This means the people that visit the site are already more likely to be interested in the goods available and therefore more motivated to purchase.
Moreover, for your business, it means that you can preserve your ethics and branding. As we become more and more conscious consumers, it’s becoming more important to have a clear message and share values that customers can believe in.
Quality User Experience Without The Cost
Websites are expensive; but as your digital storefront, it’s important that they are well-presented and well-maintained.
Following COVID-19 and in our increasingly digital world, user experience online now translates to customer experience and the value you are able to add to your customer’s journey as they navigate through your store. In fact, 38% of people will stop engaging with a website if the layout is displeasing, whilst 57% say they would not revisit a business with a poorly designed website on mobile (they also won’t recommend your brand to their friends, either).
It’s become clear that user experience is a necessity, yet if you’re a small business or just starting out or online business, you’re unlikely to have unlimited funds to spend on website developers and customization.
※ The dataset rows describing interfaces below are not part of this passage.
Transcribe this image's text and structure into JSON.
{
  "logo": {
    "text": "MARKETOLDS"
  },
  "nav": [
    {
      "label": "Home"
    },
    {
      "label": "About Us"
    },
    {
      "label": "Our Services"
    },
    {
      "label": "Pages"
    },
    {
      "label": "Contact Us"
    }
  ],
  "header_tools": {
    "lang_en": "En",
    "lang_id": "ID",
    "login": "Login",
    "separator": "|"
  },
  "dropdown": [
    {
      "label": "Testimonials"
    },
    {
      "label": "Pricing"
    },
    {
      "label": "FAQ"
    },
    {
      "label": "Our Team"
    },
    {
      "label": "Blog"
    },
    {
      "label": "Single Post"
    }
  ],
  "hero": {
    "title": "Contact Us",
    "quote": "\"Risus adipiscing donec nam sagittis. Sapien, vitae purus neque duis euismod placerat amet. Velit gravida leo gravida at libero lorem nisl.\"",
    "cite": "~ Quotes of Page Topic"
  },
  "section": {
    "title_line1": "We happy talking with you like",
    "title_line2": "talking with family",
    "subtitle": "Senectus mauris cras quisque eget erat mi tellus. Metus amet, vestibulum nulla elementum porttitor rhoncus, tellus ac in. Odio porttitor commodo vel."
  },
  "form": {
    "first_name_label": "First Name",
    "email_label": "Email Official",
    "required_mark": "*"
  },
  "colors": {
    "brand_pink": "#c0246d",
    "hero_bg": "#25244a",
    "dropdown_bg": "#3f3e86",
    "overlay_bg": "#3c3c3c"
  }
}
Moreover, if you’re growing your business, you’ll also have to think about the speed at which you’re likely to need to expand your website (i.e. when are you looking to add new product lines? How many? How often will these be updated?). Similarly, if you’re a really niche brand and have very little product stock or breadth, there is not much value in you paying for an expensive, complex website build when you could keep your owned platform sleek and simple.
This is when utilizing partnerships and third-party platforms become valuable to small businesses. Cut down on the overhead costs of running the website – let someone else worry about that.
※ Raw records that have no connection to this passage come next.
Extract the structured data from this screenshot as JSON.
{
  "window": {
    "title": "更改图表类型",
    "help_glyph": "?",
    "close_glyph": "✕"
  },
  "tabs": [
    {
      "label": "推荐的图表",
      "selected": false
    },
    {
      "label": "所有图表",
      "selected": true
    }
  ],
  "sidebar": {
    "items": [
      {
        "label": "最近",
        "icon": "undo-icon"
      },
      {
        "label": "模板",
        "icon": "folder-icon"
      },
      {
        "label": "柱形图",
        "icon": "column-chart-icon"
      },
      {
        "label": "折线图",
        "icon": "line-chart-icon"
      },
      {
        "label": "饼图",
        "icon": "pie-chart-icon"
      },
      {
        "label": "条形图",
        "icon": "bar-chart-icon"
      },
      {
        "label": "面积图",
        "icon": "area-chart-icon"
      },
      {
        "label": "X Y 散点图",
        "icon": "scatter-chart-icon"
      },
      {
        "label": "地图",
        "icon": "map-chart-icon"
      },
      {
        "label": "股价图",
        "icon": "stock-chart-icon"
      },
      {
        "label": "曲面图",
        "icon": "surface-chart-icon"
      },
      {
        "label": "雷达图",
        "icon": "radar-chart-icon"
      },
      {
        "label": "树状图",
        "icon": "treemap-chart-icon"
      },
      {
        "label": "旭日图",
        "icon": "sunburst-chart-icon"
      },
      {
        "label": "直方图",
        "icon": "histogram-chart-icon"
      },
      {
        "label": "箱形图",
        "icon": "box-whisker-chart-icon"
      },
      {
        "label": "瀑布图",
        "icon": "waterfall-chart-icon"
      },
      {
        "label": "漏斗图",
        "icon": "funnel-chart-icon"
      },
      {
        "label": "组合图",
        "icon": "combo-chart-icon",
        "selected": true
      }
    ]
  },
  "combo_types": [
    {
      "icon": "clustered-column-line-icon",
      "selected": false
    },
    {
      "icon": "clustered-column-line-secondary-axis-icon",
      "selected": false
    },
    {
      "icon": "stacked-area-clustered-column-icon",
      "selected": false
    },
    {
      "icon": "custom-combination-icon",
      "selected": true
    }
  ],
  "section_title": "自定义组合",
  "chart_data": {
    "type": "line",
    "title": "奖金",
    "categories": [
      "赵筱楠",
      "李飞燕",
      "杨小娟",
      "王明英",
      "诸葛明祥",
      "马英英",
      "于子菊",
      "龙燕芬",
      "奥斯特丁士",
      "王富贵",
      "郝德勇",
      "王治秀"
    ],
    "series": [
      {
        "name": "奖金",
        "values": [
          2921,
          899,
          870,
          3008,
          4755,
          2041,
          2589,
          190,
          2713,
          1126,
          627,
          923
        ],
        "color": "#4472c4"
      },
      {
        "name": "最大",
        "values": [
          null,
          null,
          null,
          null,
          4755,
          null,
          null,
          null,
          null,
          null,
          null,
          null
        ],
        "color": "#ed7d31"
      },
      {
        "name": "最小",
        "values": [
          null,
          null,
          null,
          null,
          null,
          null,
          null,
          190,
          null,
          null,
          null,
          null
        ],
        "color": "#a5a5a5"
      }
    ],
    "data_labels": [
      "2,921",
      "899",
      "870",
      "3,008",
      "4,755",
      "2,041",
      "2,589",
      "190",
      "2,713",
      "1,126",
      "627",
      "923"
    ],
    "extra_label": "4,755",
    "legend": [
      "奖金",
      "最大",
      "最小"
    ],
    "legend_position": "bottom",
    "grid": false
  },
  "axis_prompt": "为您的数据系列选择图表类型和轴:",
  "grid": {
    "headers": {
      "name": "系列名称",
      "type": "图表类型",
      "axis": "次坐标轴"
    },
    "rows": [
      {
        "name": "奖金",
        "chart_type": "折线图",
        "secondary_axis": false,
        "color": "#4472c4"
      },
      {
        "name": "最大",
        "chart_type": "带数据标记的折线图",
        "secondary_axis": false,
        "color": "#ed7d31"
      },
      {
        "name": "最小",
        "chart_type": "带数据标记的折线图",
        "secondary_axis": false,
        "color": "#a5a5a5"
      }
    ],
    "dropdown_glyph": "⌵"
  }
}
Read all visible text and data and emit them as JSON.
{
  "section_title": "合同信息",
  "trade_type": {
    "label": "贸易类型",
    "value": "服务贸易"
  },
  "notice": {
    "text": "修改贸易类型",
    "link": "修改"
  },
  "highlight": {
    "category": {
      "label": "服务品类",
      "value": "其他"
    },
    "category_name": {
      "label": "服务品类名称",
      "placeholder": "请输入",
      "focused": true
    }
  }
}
Moreover, the cost of updating your product catalogue with marketplace websites is very low and likely to be immediate, meaning you can start earning on new releases sooner rather than later.
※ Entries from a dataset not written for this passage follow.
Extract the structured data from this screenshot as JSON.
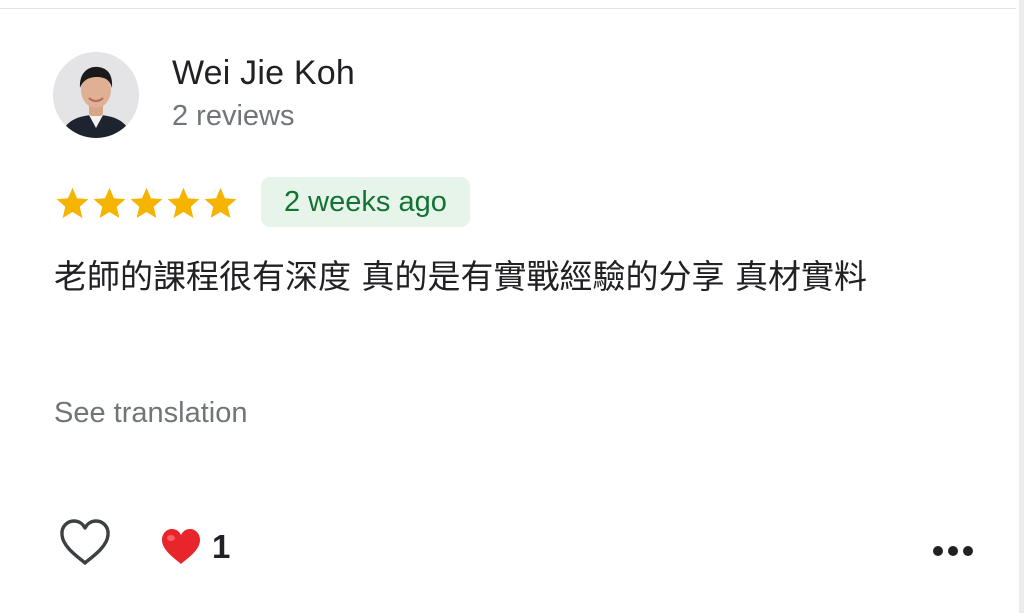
{
  "reviewer": {
    "name": "Wei Jie Koh",
    "review_count": "2 reviews"
  },
  "review": {
    "rating": 5,
    "max_rating": 5,
    "date": "2 weeks ago",
    "text": "老師的課程很有深度 真的是有實戰經驗的分享 真材實料",
    "see_translation": "See translation"
  },
  "actions": {
    "reaction_count": "1",
    "like_icon": "heart-outline-icon",
    "reaction_icon": "red-heart-icon",
    "more_icon": "more-horizontal-icon"
  },
  "colors": {
    "star": "#f5b400",
    "date_badge_bg": "#e6f4ea",
    "date_badge_text": "#137333",
    "secondary_text": "#70757a",
    "reaction_heart": "#e8252b"
  }
}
In 2018, Marketplaces attributed 52% of all global online retail sales. Today, that number is expected to have grown, especially in light of COVID-19.
Moreover, these marketplaces also invest (more money than small businesses are likely to be able to) in marketing for their own business. This means that small brands benefit from indirect marketing that can add real value to their bottom line. Again, this will be more profitable for your business if you have partnered with marketplaces that share the same values, aesthetics and more focused target audiences.
There is very likely to be an expense to listing your products or services on a third party platform. This can be charged in multiple ways, but the most common is to be charged per purchase or per product listing plus an annual hosting cost. These fees vary substantially.
For small businesses, it’s almost impossible for these costs to outweigh the benefits of the increase in profits and visibility. However, as you scale up your business (especially if you are expanding your product catalogue), it will be financially prudent to increase incrementally to avoid costs you cannot afford without the performance you expected. It’s recommended that you establish direct to consumer relationships before looking to update and expand your online offerings.